At an American Bar Association meeting in New Orleans this month, U.S. Supreme Court Justice Antonin Scalia claimed that federal courts are increasingly bogged down with “nickel and dime” criminal cases as a result of  new criminal statutes enacted by lawmakers. The increase in criminal cases, Scalia argues, is turning the federal court into a “court of criminal appeals.” At the meeting, Scalia also offered his opinion on abortion, but avoided the topic of same-sex marriage. Check out coverage of the meeting by The Associated Press below. MWN

Scalia: Routine criminal cases clog federal courts

The Associated Press

The federal courts have become increasingly flooded with “nickel and dime” criminal cases that are better off resolved in state courts, U.S. Supreme Court Justice Antonin Scalia said Saturday.

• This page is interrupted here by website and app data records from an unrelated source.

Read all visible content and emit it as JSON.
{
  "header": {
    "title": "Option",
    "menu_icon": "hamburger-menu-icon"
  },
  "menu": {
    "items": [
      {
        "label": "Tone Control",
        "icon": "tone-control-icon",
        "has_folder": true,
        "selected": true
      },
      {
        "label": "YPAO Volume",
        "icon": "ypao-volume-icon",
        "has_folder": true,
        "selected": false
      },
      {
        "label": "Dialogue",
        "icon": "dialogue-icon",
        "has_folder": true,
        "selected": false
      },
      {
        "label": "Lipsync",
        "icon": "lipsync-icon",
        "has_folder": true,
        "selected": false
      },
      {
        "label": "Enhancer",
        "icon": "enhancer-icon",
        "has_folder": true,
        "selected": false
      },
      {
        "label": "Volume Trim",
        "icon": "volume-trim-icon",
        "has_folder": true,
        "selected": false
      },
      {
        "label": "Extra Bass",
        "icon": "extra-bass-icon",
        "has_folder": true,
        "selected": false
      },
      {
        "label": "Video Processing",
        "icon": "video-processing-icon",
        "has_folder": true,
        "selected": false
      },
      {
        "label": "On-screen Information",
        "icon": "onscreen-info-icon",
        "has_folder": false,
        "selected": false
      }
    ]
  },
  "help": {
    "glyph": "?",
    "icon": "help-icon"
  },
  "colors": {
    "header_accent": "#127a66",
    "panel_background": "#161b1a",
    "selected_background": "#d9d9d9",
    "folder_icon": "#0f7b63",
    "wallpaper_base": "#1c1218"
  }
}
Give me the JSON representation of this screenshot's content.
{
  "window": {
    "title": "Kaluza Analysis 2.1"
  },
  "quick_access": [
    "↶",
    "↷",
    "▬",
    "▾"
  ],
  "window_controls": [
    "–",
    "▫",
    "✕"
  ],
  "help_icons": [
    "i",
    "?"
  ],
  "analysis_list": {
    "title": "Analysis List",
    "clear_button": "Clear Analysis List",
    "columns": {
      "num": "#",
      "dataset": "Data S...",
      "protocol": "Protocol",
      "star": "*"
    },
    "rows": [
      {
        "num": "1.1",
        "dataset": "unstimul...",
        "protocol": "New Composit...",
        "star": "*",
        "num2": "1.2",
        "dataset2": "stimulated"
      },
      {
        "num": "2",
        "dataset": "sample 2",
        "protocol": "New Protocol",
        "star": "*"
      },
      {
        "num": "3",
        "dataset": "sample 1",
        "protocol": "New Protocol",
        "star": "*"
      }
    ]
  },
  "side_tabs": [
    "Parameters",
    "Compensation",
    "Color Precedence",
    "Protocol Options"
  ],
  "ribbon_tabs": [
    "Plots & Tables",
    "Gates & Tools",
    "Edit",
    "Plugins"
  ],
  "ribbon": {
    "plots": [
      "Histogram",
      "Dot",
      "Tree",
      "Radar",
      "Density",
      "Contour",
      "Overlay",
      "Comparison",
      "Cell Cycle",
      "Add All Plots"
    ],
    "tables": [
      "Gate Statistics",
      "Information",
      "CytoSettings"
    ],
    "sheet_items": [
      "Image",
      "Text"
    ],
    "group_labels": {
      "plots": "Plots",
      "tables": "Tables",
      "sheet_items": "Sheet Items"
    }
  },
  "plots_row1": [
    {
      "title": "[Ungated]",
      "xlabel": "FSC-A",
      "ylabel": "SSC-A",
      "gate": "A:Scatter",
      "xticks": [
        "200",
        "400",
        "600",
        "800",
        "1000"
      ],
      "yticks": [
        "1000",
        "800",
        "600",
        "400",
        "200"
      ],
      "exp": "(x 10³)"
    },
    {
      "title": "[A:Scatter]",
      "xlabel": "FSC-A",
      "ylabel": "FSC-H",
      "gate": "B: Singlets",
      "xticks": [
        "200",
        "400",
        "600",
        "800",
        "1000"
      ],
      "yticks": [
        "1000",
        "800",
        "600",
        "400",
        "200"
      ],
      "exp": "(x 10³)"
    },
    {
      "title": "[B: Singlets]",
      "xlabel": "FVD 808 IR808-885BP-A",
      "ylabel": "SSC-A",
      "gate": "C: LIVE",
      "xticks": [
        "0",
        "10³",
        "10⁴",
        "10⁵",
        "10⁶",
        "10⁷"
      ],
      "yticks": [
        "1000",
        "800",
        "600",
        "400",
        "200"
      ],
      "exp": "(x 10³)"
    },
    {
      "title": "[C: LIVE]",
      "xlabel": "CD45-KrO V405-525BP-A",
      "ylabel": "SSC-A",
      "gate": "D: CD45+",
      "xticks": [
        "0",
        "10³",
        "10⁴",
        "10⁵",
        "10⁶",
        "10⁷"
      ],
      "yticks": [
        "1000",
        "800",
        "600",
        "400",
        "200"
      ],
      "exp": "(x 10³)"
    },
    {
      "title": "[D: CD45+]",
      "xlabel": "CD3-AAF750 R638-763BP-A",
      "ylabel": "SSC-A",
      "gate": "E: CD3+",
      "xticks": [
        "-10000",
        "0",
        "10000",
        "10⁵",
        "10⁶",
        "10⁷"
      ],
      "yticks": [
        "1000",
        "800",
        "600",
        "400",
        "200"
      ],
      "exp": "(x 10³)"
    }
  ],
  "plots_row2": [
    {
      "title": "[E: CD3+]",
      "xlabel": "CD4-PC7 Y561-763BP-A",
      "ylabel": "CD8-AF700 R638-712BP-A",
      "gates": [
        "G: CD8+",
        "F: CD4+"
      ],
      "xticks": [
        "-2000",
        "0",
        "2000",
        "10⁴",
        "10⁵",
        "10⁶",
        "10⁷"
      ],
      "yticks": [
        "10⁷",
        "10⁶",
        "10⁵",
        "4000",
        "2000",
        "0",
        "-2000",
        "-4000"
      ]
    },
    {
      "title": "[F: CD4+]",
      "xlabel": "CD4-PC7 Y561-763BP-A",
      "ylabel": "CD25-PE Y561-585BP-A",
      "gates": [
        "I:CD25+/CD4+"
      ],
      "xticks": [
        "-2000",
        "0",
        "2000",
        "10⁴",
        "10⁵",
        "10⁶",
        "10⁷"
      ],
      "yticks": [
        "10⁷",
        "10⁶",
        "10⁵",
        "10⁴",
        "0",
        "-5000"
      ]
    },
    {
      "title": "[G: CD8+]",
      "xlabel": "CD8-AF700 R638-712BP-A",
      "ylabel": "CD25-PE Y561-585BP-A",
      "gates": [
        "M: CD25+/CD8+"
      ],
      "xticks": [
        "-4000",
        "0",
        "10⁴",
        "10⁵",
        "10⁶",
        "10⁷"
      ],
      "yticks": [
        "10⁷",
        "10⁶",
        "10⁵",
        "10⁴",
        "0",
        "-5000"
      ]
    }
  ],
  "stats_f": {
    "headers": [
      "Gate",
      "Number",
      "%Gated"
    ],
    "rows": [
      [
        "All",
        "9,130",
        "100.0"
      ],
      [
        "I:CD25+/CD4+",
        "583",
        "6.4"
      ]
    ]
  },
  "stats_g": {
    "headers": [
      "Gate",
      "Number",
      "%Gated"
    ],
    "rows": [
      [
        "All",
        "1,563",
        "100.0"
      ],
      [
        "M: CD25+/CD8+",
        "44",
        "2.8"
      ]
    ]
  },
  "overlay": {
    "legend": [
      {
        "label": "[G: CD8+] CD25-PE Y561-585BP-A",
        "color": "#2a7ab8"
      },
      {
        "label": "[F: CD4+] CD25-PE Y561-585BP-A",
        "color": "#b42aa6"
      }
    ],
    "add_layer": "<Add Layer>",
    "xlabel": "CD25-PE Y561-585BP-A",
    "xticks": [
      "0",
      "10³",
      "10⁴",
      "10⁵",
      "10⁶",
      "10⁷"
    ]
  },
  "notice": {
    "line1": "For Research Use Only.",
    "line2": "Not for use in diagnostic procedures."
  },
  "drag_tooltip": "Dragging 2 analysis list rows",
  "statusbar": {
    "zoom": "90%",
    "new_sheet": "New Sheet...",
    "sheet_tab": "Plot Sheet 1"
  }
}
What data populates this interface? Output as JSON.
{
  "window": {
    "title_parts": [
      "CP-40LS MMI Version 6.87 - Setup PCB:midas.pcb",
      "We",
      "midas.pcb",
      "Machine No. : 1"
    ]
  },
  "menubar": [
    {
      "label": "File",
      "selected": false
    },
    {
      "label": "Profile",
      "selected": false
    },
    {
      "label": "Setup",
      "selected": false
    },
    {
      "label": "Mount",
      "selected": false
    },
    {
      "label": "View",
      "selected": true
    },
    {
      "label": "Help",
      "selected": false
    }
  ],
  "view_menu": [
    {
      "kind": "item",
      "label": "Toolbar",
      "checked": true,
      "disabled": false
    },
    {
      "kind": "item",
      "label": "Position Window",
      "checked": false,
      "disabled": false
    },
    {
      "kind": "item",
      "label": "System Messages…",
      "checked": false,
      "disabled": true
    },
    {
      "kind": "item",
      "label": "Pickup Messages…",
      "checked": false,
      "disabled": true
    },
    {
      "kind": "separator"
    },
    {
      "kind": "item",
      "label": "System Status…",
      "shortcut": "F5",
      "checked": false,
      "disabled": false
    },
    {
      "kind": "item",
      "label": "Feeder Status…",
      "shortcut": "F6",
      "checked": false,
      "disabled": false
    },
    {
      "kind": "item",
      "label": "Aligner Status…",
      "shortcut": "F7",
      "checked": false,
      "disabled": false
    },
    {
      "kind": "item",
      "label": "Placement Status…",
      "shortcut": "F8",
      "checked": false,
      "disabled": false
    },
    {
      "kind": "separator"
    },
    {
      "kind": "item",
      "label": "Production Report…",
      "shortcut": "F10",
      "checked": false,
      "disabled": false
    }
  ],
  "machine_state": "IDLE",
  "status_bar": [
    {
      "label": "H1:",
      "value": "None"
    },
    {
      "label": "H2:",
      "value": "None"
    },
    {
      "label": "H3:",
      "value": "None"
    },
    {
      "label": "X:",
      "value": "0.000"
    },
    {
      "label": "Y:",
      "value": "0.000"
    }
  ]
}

Scalia told an American Bar Association meeting in New Orleans that he’s worried that the nation’s highest court is becoming a “court of criminal appeals.”

“This is probably true not just of my court, but of all the federal courts in general. A much higher percentage of what we do is criminal law, and I think that’s probably regrettable,” he said. “I think there’s too much routine criminal stuff that has been pouring into the federal courts that should have been left to the state courts.”

Scalia said civil dockets in some federal jurisdictions are lagging behind because criminal cases take precedence. He attributed the trend to lawmakers enacting new criminal statutes and bogging down the federal courts with “nickel and dime criminal cases that didn’t used to be there.”

“This stuff is just pouring into the federal courts. That’s not what the federal courts were set up for,” he said.

Boston University School of Law dean emeritus Ronald Cass, who moderated the forum, asked Scalia how the court decides which cases to hear.

“Believe me, it is not hard, once you’ve got it though your head that you are not a court of errors, that it is not the job of the United States Supreme Court to correct mistakes,” he said. “The cases you have to take are pretty clear: the cases in which the lower courts have disagreed on the meaning of a federal statute or on the meaning of a constitutional provision.”

“On rare occasions,” he added, “we’ll take a case where the issue is terribly important but there is not a circuit conflict.”

One woman asked Scalia if his view of the Roe vs. Wade abortion ruling was influenced by his religion. Scalia said it wasn’t.

“If I was following my Catholic nose, I would agree with those who think that the states must prohibit abortion. I don’t agree with that,” he said. “I think the constitution says nothing about it, as it says nothing about a lot of other things, a lot of other important things, a lot of other heartfelt things. And when it says nothing about it, it means democracy governs.”

Some topics were off-limits, however. When a woman asked Scalia if he sees any constitutional basis for legalizing same-sex marriage, Cass interjected and said the justice shouldn’t talk about “questions that are likely to come before the court.”

“This is out there somewhere, I think,” Scalia said, drawing laughter from the crowd.

Attorney General Eric Holder also spoke at the bar association’s “midyear meeting” Saturday, expressing the Justice Department’s commitment to preserving resources for indigent defense. Other topics up for discussion during the meeting included state court funding, efforts to ensure access to justice, foreclosure prevention and disaster preparedness.